INFORMATION PROVIDED:
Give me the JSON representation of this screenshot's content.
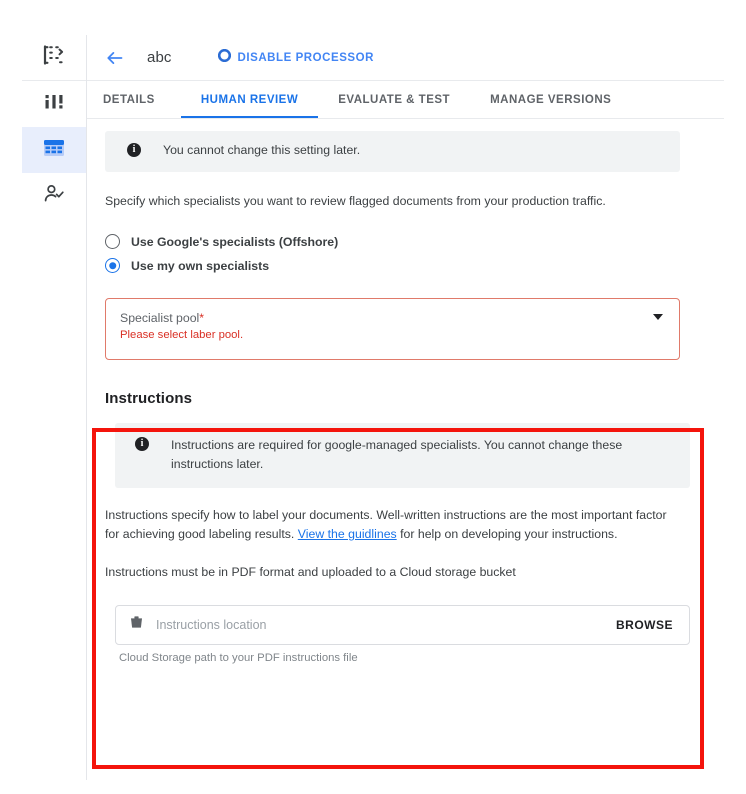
{
  "rail": {
    "items": [
      {
        "name": "processor-overview-icon",
        "icon": "processor-list-icon",
        "active": false
      },
      {
        "name": "dashboard-icon",
        "icon": "bar-chart-icon",
        "active": false
      },
      {
        "name": "processors-table-icon",
        "icon": "table-icon",
        "active": true
      },
      {
        "name": "human-review-icon",
        "icon": "person-check-icon",
        "active": false
      }
    ]
  },
  "topbar": {
    "back_icon": "arrow-left-icon",
    "title": "abc",
    "disable_processor": {
      "icon": "circle-ring-icon",
      "label": "DISABLE PROCESSOR",
      "color": "#4285f4"
    }
  },
  "tabs": [
    {
      "label": "DETAILS",
      "active": false
    },
    {
      "label": "HUMAN REVIEW",
      "active": true
    },
    {
      "label": "EVALUATE & TEST",
      "active": false
    },
    {
      "label": "MANAGE VERSIONS",
      "active": false
    }
  ],
  "human_review": {
    "notice": "You cannot change this setting later.",
    "description": "Specify which specialists you want to review flagged documents from your production traffic.",
    "options": [
      {
        "label": "Use Google's specialists (Offshore)",
        "selected": false
      },
      {
        "label": "Use my own specialists",
        "selected": true
      }
    ],
    "specialist_pool": {
      "label": "Specialist pool",
      "required_marker": "*",
      "value": "",
      "error": "Please select laber pool.",
      "caret_icon": "chevron-down-icon"
    }
  },
  "instructions": {
    "title": "Instructions",
    "notice": "Instructions are required for google-managed specialists. You cannot change these instructions later.",
    "para1_before_link": "Instructions specify how to label your documents. Well-written instructions are the most important factor for achieving good labeling results. ",
    "link_text": "View the guidlines",
    "para1_after_link": " for help on developing your instructions.",
    "para2": "Instructions must be in PDF format and uploaded to a Cloud storage bucket",
    "location_field": {
      "icon": "storage-bucket-icon",
      "placeholder": "Instructions location",
      "value": "",
      "browse_label": "BROWSE",
      "hint": "Cloud Storage path to your PDF instructions file"
    }
  },
  "annotation": {
    "name": "red-highlight-box",
    "color": "#f4140c"
  },
  "colors": {
    "accent_blue": "#1a73e8",
    "error_red": "#d93025",
    "annotation_red": "#f4140c",
    "banner_gray": "#f1f3f4"
  }
}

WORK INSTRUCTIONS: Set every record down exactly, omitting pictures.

SOLUTION FOR THIS EXERCISE:
Give me the JSON representation of this screenshot's content.
{
  "rail": {
    "items": [
      {
        "name": "processor-overview-icon",
        "icon": "processor-list-icon",
        "active": false
      },
      {
        "name": "dashboard-icon",
        "icon": "bar-chart-icon",
        "active": false
      },
      {
        "name": "processors-table-icon",
        "icon": "table-icon",
        "active": true
      },
      {
        "name": "human-review-icon",
        "icon": "person-check-icon",
        "active": false
      }
    ]
  },
  "topbar": {
    "back_icon": "arrow-left-icon",
    "title": "abc",
    "disable_processor": {
      "icon": "circle-ring-icon",
      "label": "DISABLE PROCESSOR",
      "color": "#4285f4"
    }
  },
  "tabs": [
    {
      "label": "DETAILS",
      "active": false
    },
    {
      "label": "HUMAN REVIEW",
      "active": true
    },
    {
      "label": "EVALUATE & TEST",
      "active": false
    },
    {
      "label": "MANAGE VERSIONS",
      "active": false
    }
  ],
  "human_review": {
    "notice": "You cannot change this setting later.",
    "description": "Specify which specialists you want to review flagged documents from your production traffic.",
    "options": [
      {
        "label": "Use Google's specialists (Offshore)",
        "selected": false
      },
      {
        "label": "Use my own specialists",
        "selected": true
      }
    ],
    "specialist_pool": {
      "label": "Specialist pool",
      "required_marker": "*",
      "value": "",
      "error": "Please select laber pool.",
      "caret_icon": "chevron-down-icon"
    }
  },
  "instructions": {
    "title": "Instructions",
    "notice": "Instructions are required for google-managed specialists. You cannot change these instructions later.",
    "para1_before_link": "Instructions specify how to label your documents. Well-written instructions are the most important factor for achieving good labeling results. ",
    "link_text": "View the guidlines",
    "para1_after_link": " for help on developing your instructions.",
    "para2": "Instructions must be in PDF format and uploaded to a Cloud storage bucket",
    "location_field": {
      "icon": "storage-bucket-icon",
      "placeholder": "Instructions location",
      "value": "",
      "browse_label": "BROWSE",
      "hint": "Cloud Storage path to your PDF instructions file"
    }
  },
  "annotation": {
    "name": "red-highlight-box",
    "color": "#f4140c"
  },
  "colors": {
    "accent_blue": "#1a73e8",
    "error_red": "#d93025",
    "annotation_red": "#f4140c",
    "banner_gray": "#f1f3f4"
  }
}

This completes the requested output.